x Abu Dhabi, UAETuesday 23 January 2018

Money&Me: Traditional values hold sway

Dan Dowding, the CEO of IFAsKillik & Co in Dubai, is a passionate cyclist and charity fund-raiser training to compete in the London to Paris bike race this month.

Dan Dowding says careful planning for the future can help you to achieve your goals and aspirations. Amy Leang / The National
Dan Dowding says careful planning for the future can help you to achieve your goals and aspirations. Amy Leang / The National

Dan Dowding, the chief executive of IFAs Killik & Co in Dubai, moved to the UAE nearly three years ago with his family. Originally from the UK, he is a passionate cyclist and charity fund-raiser who trains up to 200 kilometres a week. Mr Dowding is competing in the London to Paris bike race for "Team Killik" this month and hopes to raise Dh56,000 for War Child.

Describe your financial journey so far.

My financial journey has very much been influenced by my dad and maternal grandfather. Dad worked in the oil and gas industry, was very hard working and as his career progressed, it became easier for the family in terms of finances. I was taught from an early age to work hard and save money. These values definitely rubbed off on me. My grandfather left school at 13 in 1929 without any qualifications and began work as a farm labourer. Working almost every day of his life into his mid-70s, he built both an arable and livestock farming business with an impressive annual turnover. Through his experience of trading real commodities at market, he developed an interest in stock markets and he passed on his interest and some of his knowledge to me. It is mainly due to my grandfather that I followed the career I have. I developed an interest in the stock market from an early age when he bought me a few hundred pounds of shares in some of the early privatisation issues and I have been buying shares ever since.

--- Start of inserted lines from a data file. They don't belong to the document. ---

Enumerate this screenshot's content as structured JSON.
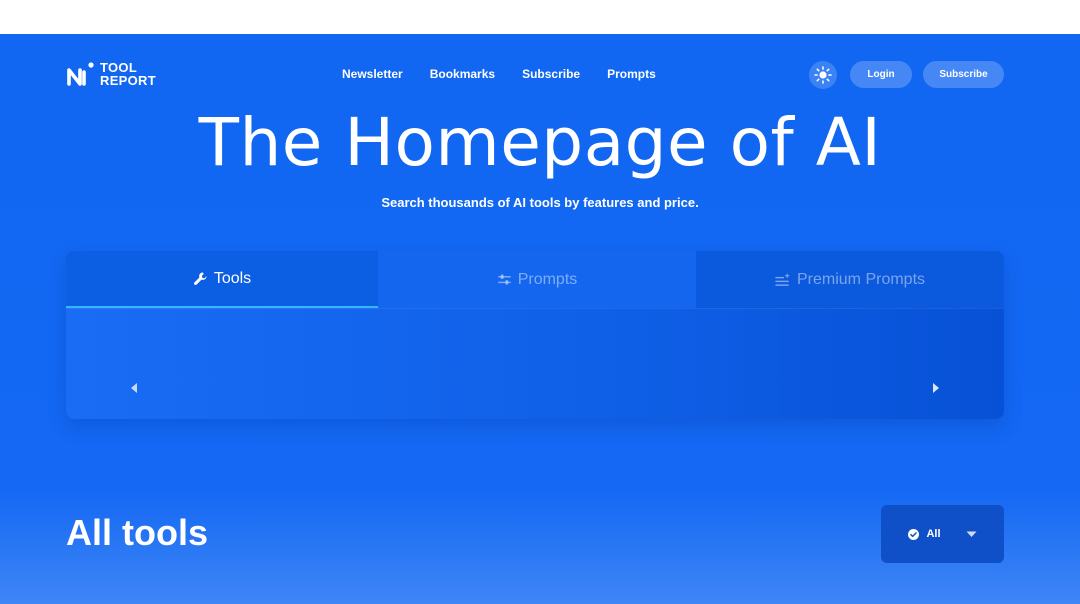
{
  "logo": {
    "line1": "TOOL",
    "line2": "REPORT"
  },
  "nav": [
    "Newsletter",
    "Bookmarks",
    "Subscribe",
    "Prompts"
  ],
  "header": {
    "login_label": "Login",
    "subscribe_label": "Subscribe",
    "theme_icon": "sun-icon"
  },
  "hero": {
    "title": "The Homepage of AI",
    "subtitle": "Search thousands of AI tools by features and price."
  },
  "tabs": [
    {
      "label": "Tools",
      "icon": "wrench-icon",
      "active": true
    },
    {
      "label": "Prompts",
      "icon": "sliders-icon",
      "active": false
    },
    {
      "label": "Premium Prompts",
      "icon": "sparkle-list-icon",
      "active": false
    }
  ],
  "section": {
    "title": "All tools"
  },
  "filter": {
    "selected": "All",
    "icon": "check-circle-icon"
  },
  "colors": {
    "background": "#1167f2",
    "tab_active_underline": "#33b7ff",
    "filter_bg": "#0f4fc8"
  }
}
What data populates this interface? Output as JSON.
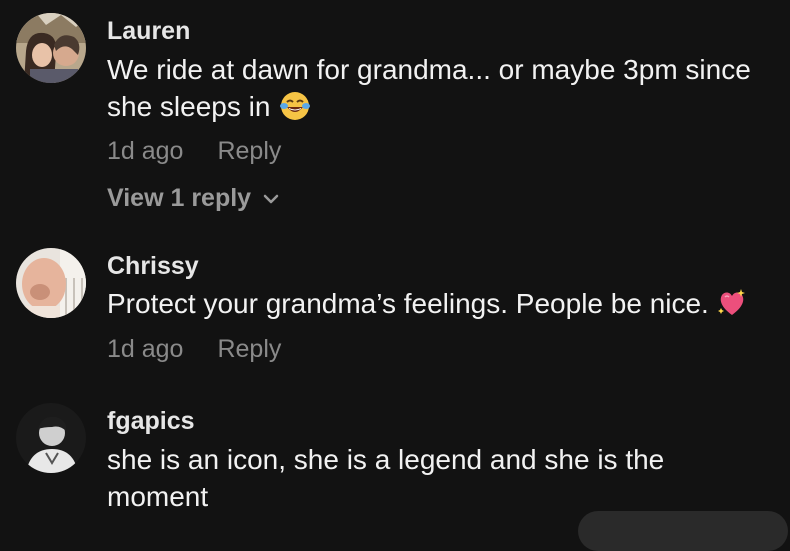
{
  "comments": [
    {
      "username": "Lauren",
      "text": "We ride at dawn for grandma... or maybe 3pm since she sleeps in",
      "emoji": "laughing-tears-emoji",
      "time": "1d ago",
      "reply_label": "Reply",
      "view_replies_label": "View 1 reply"
    },
    {
      "username": "Chrissy",
      "text": "Protect your grandma’s feelings. People be nice.",
      "emoji": "sparkling-heart-emoji",
      "time": "1d ago",
      "reply_label": "Reply"
    },
    {
      "username": "fgapics",
      "text": "she is an icon, she is a legend and she is the moment"
    }
  ],
  "colors": {
    "background": "#121212",
    "username": "#e6e6e6",
    "body_text": "#f2f2f2",
    "meta_text": "#8a8a8a"
  }
}
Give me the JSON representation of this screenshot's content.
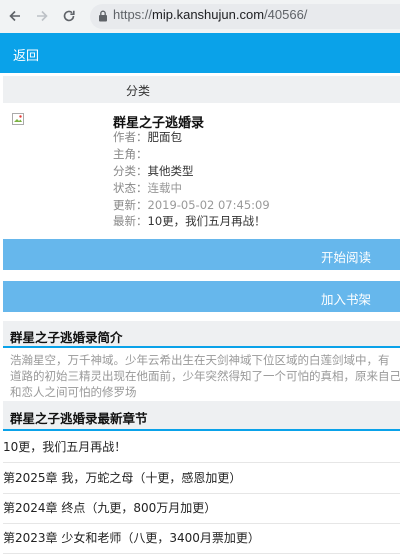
{
  "browser": {
    "url_scheme": "https://",
    "url_host": "mip.kanshujun.com",
    "url_path": "/40566/"
  },
  "header": {
    "back_label": "返回"
  },
  "category_label": "分类",
  "book": {
    "title": "群星之子逃婚录",
    "fields": [
      {
        "key": "作者：",
        "value": "肥面包",
        "muted": false
      },
      {
        "key": "主角：",
        "value": "",
        "muted": false
      },
      {
        "key": "分类：",
        "value": "其他类型",
        "muted": false
      },
      {
        "key": "状态：",
        "value": "连载中",
        "muted": true
      },
      {
        "key": "更新：",
        "value": "2019-05-02 07:45:09",
        "muted": true
      },
      {
        "key": "最新：",
        "value": "10更，我们五月再战！",
        "muted": false
      }
    ]
  },
  "buttons": {
    "start_reading": "开始阅读",
    "add_bookshelf": "加入书架"
  },
  "intro": {
    "heading": "群星之子逃婚录简介",
    "lines": [
      "浩瀚星空，万千神域。少年云希出生在天剑神域下位区域的白莲剑域中，有",
      "道路的初始三精灵出现在他面前，少年突然得知了一个可怕的真相，原来自己",
      "和恋人之间可怕的修罗场"
    ]
  },
  "chapters": {
    "heading": "群星之子逃婚录最新章节",
    "items": [
      "10更，我们五月再战！",
      "第2025章 我，万蛇之母（十更，感恩加更）",
      "第2024章 终点（九更，800万月加更）",
      "第2023章 少女和老师（八更，3400月票加更）"
    ]
  }
}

Are you a spender or a saver?

I'm more of a saver, which is not to say I never spend money - I do, but it tends to be on shares. While markets have been volatile for a number of years, we will get through this phase of global economic uncertainty. When we do, shares will look great value. Investing goes hand in hand with my job, part of which involves following companies and industries. This is what I enjoy.

What do you enjoy spending money on?

I am a mad cycling enthusiast. I have more bicycles than my wife tells me we have room for, two of which are Italian marques, hand built for me in Italy. I should not really tell you how much they cost, or my wife will be filing for divorce. I take part in classic amateur cycling events, such as Paris Roubaix, Ronde Van Vlaanderen and L'Étape du Tour. I try to fit in several triathlons each year - which means spending money on travel and entry fees.

What's your philosophy regarding money?

Money is a facilitator. We should not pursue the accumulation of money for that end itself. If looked after and managed properly, it allows you to do the things that you want to do and provides you with some degree of security and freedom. There will always be people with more than you and there will be people with a lot less. If you can use any surplus to help those with less, it can be extremely rewarding.

Do you do a lot of charity work?

Like many people, my working hours are long and while I do try to dedicate some time each year to charity work, I would like to do more. I support a number of charities on a regular basis - Oxfam, Medecins Sans Frontieres, Centrepoint and Great Ormond Street Hospital. We also support a family in Colombo, Sri Lanka, and provide for the education of two "adopted" children in a township just outside of Stellenbosch in South Africa. Each year, I try to participate in a larger fund-raising event, like London to Paris.

What has been your biggest financial challenge?

I think we are all living through one of the biggest financial challenges that we are likely to live though. The fall out from sub prime, credit-default swaps, the global slowdown and the resultant sovereign-debt crisis in Europe has created a sea of uncertainty. It is hard to position for this.

What has been your most valuable financial lesson?

My most valuable financial lesson is one that I pass on to our clients and that is not to put all your eggs in one basket. Create a balanced portfolio and don't invest until you are sure it's the right thing for you.

Do you believe in planning for the future?

It is important. Many of us have life goals and aspirations. Through careful planning, you are more likely to achieve them. If you have dependants, it is especially important to plan. Without wishing to be morbid, one does need to consider the impact on your dependants of you not being around. Certain protections can be put in place to provide for them if this were to happen. Now, surely, you are likely to sleep easier if this is the case.

For more information about Mr Dowding's London to Paris charity ride, go to www.justgiving.com/Killik-L2P